:: Records to use
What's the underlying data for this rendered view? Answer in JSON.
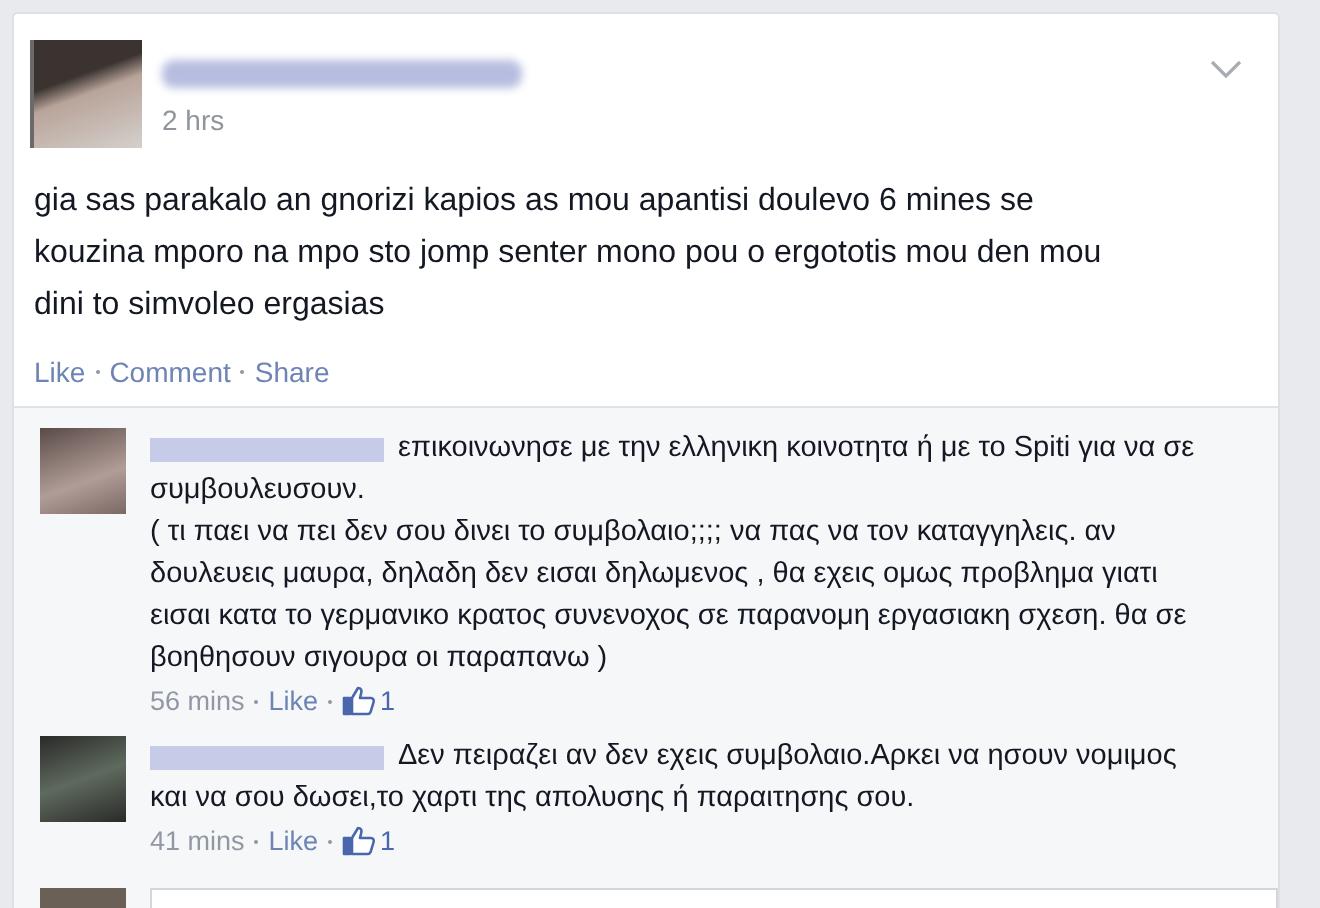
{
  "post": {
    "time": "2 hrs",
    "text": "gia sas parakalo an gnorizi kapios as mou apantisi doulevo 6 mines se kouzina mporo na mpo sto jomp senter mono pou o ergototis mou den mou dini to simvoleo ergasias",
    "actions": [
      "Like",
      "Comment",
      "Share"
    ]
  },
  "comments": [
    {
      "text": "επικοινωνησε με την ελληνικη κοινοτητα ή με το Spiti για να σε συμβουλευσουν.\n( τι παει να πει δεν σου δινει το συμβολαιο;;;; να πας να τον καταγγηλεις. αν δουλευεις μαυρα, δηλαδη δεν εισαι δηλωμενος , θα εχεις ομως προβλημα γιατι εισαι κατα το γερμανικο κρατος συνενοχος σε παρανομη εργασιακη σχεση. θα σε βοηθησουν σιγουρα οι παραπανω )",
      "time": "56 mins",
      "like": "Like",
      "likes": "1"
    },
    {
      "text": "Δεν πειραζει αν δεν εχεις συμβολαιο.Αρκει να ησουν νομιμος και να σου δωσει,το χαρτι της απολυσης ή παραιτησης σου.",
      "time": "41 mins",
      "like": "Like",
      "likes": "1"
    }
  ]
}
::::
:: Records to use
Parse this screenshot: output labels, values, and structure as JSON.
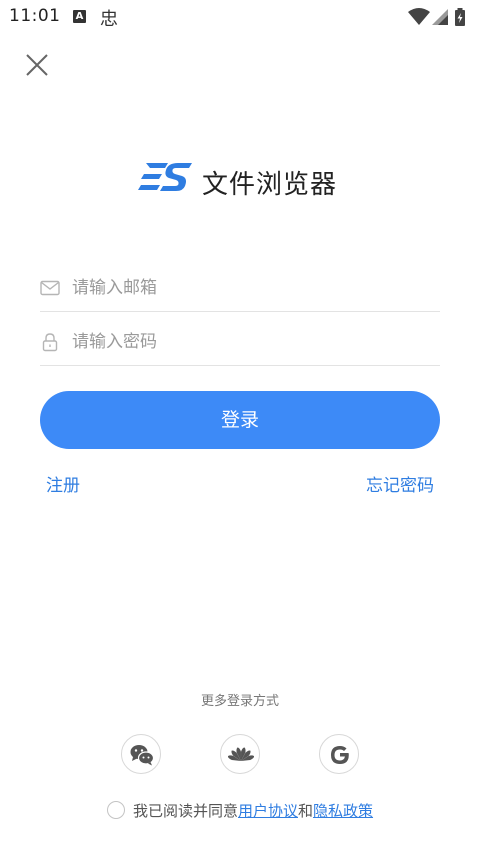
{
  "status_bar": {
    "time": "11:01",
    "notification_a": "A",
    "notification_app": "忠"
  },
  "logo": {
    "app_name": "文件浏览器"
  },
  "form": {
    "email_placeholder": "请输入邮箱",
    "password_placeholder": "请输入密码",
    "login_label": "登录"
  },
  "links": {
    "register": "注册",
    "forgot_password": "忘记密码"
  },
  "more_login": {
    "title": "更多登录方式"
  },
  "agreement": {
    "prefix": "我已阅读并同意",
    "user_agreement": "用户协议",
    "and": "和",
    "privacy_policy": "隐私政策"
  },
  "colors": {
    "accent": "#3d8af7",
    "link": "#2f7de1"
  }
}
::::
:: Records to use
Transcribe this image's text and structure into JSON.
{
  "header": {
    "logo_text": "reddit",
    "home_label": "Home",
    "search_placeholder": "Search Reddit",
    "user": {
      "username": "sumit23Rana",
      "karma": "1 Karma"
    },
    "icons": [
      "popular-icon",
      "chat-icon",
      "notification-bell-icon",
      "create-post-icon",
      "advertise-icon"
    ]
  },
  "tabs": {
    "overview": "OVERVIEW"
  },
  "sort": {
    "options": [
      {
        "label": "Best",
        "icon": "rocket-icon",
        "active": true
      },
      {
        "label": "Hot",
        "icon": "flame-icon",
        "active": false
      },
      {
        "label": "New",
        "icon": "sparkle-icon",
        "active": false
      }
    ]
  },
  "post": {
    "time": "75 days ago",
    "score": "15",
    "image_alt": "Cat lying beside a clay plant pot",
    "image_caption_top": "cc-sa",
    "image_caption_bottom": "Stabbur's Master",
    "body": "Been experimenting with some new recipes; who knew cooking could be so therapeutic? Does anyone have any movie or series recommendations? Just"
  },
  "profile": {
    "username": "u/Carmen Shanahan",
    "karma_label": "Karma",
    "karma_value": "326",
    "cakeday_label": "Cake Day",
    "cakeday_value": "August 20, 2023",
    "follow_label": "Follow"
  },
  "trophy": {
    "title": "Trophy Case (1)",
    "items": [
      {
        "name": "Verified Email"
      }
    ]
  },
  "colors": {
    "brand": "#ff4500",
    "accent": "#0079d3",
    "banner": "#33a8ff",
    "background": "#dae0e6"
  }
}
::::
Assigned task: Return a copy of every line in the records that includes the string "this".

Response box:
What's the underlying data for this rendered view? Answer in JSON.
Parse this screenshot: output labels, values, and structure as JSON.
Transcribe this image's text and structure into JSON.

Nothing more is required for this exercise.